TASK PROMPT :: Scan the entries below and extract each line with the word "Office" in it.
*** Opening RECORD SET ***
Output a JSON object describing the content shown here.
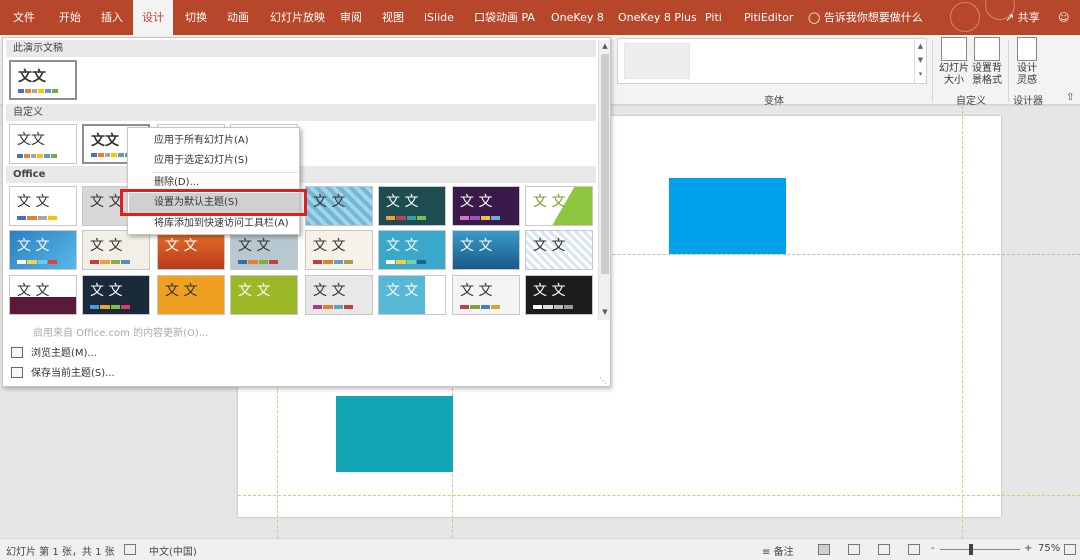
{
  "ribbon_tabs": [
    {
      "label": "文件",
      "active": false
    },
    {
      "label": "开始",
      "active": false
    },
    {
      "label": "插入",
      "active": false
    },
    {
      "label": "设计",
      "active": true
    },
    {
      "label": "切换",
      "active": false
    },
    {
      "label": "动画",
      "active": false
    },
    {
      "label": "幻灯片放映",
      "active": false
    },
    {
      "label": "审阅",
      "active": false
    },
    {
      "label": "视图",
      "active": false
    },
    {
      "label": "iSlide",
      "active": false
    },
    {
      "label": "口袋动画 PA",
      "active": false
    },
    {
      "label": "OneKey 8",
      "active": false
    },
    {
      "label": "OneKey 8 Plus",
      "active": false
    },
    {
      "label": "Piti",
      "active": false
    },
    {
      "label": "PitiEditor",
      "active": false
    }
  ],
  "tell_me": "告诉我你想要做什么",
  "share": "共享",
  "ribbon": {
    "variants_label": "变体",
    "slide_size_label_1": "幻灯片",
    "slide_size_label_2": "大小",
    "format_bg_label_1": "设置背",
    "format_bg_label_2": "景格式",
    "customize_label": "自定义",
    "designer_label_1": "设计",
    "designer_label_2": "灵感",
    "designer_group_label": "设计器"
  },
  "theme_panel": {
    "section_this_doc": "此演示文稿",
    "section_custom": "自定义",
    "section_office": "Office",
    "thumb_text": "文文",
    "thumb_text_alt": "文 文",
    "enable_content": "启用来自 Office.com 的内容更新(O)...",
    "browse_themes": "浏览主题(M)...",
    "save_theme": "保存当前主题(S)..."
  },
  "context_menu": {
    "items": [
      "应用于所有幻灯片(A)",
      "应用于选定幻灯片(S)",
      "删除(D)...",
      "设置为默认主题(S)",
      "将库添加到快速访问工具栏(A)"
    ],
    "highlighted_index": 3
  },
  "status_bar": {
    "slide_info": "幻灯片 第 1 张，共 1 张",
    "language": "中文(中国)",
    "notes": "备注",
    "zoom": "75%",
    "zoom_minus": "-",
    "zoom_plus": "+"
  },
  "colors": {
    "accent": "#b7472a",
    "shape_blue": "#00a2ed",
    "shape_teal": "#12a5b4",
    "highlight_outline": "#e02020"
  }
}
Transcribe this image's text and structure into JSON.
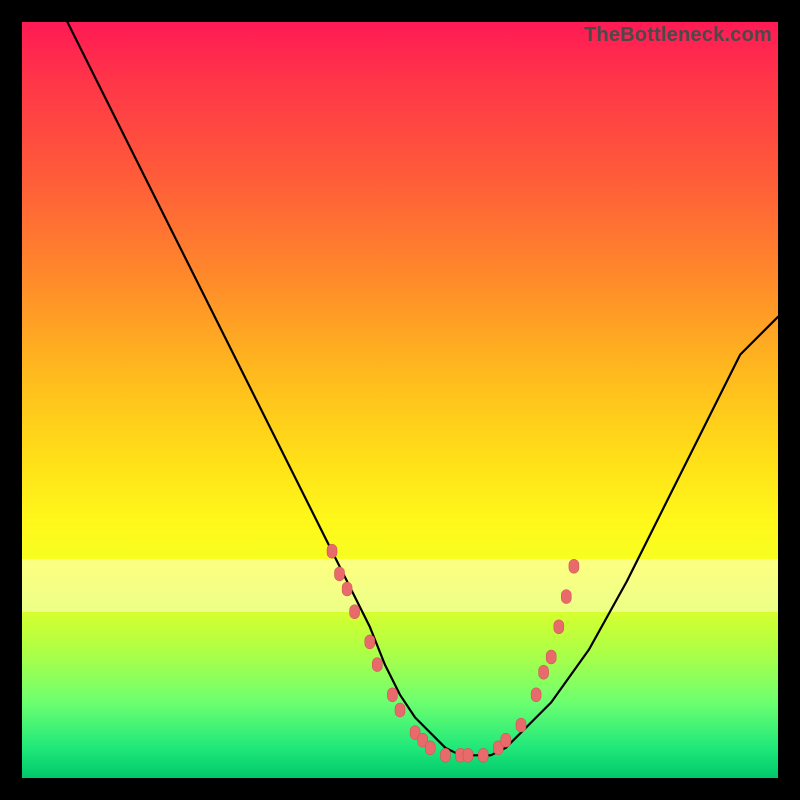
{
  "watermark": "TheBottleneck.com",
  "colors": {
    "frame_bg": "#000000",
    "curve_stroke": "#000000",
    "marker_fill": "#e86a6a",
    "marker_stroke": "#c94f4f"
  },
  "chart_data": {
    "type": "line",
    "title": "",
    "xlabel": "",
    "ylabel": "",
    "xlim": [
      0,
      100
    ],
    "ylim": [
      0,
      100
    ],
    "grid": false,
    "legend": false,
    "annotations": [],
    "series": [
      {
        "name": "curve",
        "x": [
          6,
          10,
          15,
          20,
          25,
          30,
          35,
          40,
          43,
          46,
          48,
          50,
          52,
          54,
          56,
          58,
          60,
          62,
          64,
          66,
          70,
          75,
          80,
          85,
          90,
          95,
          100
        ],
        "y": [
          100,
          92,
          82,
          72,
          62,
          52,
          42,
          32,
          26,
          20,
          15,
          11,
          8,
          6,
          4,
          3,
          3,
          3,
          4,
          6,
          10,
          17,
          26,
          36,
          46,
          56,
          61
        ]
      }
    ],
    "markers": [
      {
        "x": 41,
        "y": 30
      },
      {
        "x": 42,
        "y": 27
      },
      {
        "x": 43,
        "y": 25
      },
      {
        "x": 44,
        "y": 22
      },
      {
        "x": 46,
        "y": 18
      },
      {
        "x": 47,
        "y": 15
      },
      {
        "x": 49,
        "y": 11
      },
      {
        "x": 50,
        "y": 9
      },
      {
        "x": 52,
        "y": 6
      },
      {
        "x": 53,
        "y": 5
      },
      {
        "x": 54,
        "y": 4
      },
      {
        "x": 56,
        "y": 3
      },
      {
        "x": 58,
        "y": 3
      },
      {
        "x": 59,
        "y": 3
      },
      {
        "x": 61,
        "y": 3
      },
      {
        "x": 63,
        "y": 4
      },
      {
        "x": 64,
        "y": 5
      },
      {
        "x": 66,
        "y": 7
      },
      {
        "x": 68,
        "y": 11
      },
      {
        "x": 69,
        "y": 14
      },
      {
        "x": 70,
        "y": 16
      },
      {
        "x": 71,
        "y": 20
      },
      {
        "x": 72,
        "y": 24
      },
      {
        "x": 73,
        "y": 28
      }
    ],
    "band": {
      "top": 71,
      "bottom": 78
    }
  }
}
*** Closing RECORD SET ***
OUTPUT ::
    "section_office": "Office",
    "enable_content": "启用来自 Office.com 的内容更新(O)...",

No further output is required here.